The authors introduce new, interrelated concepts to change how we consider arts education. Chapters provide fresh insights, guidance and practical recommendations for educators, including:

  • An introduction to the Tracking Arts Learning and Engagement research
  • Detailed case studies featuring arts-rich schools and arts-broker teachers
  • Analysis of the importance of immersive professional development for teachers and the benefits of partnerships with arts organisations
  • An ecological model for cultural citizenship

Focusing on the ways in which cultural citizenship can be taught and learnt, this is an essential read for arts educators, education staff in arts organisations, researchers, postgraduate students, arts education activists and policy makers.

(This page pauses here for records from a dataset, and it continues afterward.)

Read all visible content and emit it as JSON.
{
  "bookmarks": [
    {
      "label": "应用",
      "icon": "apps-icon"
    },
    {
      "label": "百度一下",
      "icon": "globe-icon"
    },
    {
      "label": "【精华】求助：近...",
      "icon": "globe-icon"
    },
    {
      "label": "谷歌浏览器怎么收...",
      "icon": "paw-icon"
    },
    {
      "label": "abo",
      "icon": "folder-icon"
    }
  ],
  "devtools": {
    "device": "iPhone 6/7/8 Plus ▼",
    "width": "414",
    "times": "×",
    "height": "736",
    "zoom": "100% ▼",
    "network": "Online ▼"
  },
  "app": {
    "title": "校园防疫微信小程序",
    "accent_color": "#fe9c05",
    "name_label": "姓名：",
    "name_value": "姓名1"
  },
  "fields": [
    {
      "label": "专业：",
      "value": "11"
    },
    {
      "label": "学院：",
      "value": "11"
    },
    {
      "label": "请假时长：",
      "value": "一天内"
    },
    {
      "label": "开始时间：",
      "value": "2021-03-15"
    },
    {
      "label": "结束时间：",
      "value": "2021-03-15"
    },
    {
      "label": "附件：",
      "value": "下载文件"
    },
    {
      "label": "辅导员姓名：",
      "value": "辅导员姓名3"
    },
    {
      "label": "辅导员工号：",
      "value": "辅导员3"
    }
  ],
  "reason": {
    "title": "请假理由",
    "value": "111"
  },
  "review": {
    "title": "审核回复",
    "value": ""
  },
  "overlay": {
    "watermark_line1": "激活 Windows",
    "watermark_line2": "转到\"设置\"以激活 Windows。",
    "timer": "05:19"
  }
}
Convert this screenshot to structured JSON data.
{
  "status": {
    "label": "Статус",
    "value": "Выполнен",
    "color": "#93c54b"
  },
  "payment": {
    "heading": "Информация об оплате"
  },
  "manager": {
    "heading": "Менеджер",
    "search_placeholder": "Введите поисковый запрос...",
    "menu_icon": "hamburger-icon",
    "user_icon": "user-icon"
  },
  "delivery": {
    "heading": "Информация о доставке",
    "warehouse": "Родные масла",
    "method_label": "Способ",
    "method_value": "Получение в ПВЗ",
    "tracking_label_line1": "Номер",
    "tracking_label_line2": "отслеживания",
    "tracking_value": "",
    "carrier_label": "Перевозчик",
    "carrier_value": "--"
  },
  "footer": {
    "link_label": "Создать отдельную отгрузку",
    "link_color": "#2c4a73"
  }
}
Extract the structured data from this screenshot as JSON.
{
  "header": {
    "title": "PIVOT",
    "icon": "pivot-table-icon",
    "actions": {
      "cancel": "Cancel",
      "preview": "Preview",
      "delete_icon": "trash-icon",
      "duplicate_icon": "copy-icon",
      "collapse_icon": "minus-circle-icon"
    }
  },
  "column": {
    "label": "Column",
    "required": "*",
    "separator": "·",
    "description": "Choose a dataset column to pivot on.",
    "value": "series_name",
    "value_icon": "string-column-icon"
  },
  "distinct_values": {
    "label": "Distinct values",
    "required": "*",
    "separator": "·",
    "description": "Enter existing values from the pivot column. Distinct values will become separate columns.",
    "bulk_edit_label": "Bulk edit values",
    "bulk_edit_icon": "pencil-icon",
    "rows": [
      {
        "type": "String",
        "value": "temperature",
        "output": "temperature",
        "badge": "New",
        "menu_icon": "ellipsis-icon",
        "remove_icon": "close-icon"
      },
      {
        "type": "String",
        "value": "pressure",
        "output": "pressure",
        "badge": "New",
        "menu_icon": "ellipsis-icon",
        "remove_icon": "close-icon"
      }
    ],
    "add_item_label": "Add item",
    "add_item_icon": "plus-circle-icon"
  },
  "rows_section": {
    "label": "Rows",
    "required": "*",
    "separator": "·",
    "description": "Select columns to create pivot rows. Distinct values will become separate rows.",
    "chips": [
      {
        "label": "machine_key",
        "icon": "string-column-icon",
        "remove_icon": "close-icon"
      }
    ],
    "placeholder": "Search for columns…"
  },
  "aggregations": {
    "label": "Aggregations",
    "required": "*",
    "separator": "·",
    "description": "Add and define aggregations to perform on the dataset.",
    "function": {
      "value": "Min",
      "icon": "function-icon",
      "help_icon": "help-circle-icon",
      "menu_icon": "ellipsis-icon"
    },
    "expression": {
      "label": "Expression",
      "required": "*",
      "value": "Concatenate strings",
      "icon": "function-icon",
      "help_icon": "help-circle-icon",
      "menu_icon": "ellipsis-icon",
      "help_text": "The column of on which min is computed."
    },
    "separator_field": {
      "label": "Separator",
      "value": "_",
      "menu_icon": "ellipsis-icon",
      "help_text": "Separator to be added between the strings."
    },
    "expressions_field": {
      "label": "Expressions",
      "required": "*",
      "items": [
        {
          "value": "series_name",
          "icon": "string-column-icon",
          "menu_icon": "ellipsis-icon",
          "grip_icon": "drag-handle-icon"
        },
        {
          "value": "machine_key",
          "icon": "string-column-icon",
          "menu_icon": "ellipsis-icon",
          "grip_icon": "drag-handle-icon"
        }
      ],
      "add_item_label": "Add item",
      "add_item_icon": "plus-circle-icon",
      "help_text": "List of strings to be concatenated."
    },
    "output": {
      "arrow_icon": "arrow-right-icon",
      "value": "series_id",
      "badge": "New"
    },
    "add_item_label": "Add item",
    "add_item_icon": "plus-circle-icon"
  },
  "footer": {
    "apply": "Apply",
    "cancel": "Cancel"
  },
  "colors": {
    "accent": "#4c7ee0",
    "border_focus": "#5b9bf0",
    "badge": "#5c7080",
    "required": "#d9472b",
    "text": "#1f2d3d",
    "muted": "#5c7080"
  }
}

chapter 2|18 pages

Arts-rich schools

chapter 3|16 pages

The arts-broker teacher

chapter 4|16 pages

Immersive professional development

chapter 5|18 pages

Signature arts pedagogies

chapter 6|18 pages

The art of mediation

chapter 7|17 pages

Students' perspective on cultural capital

chapter 8|19 pages

The school arts effect

chapter 9|21 pages

Cultural Citizenship

chapter |7 pages


The arts-rich school ecology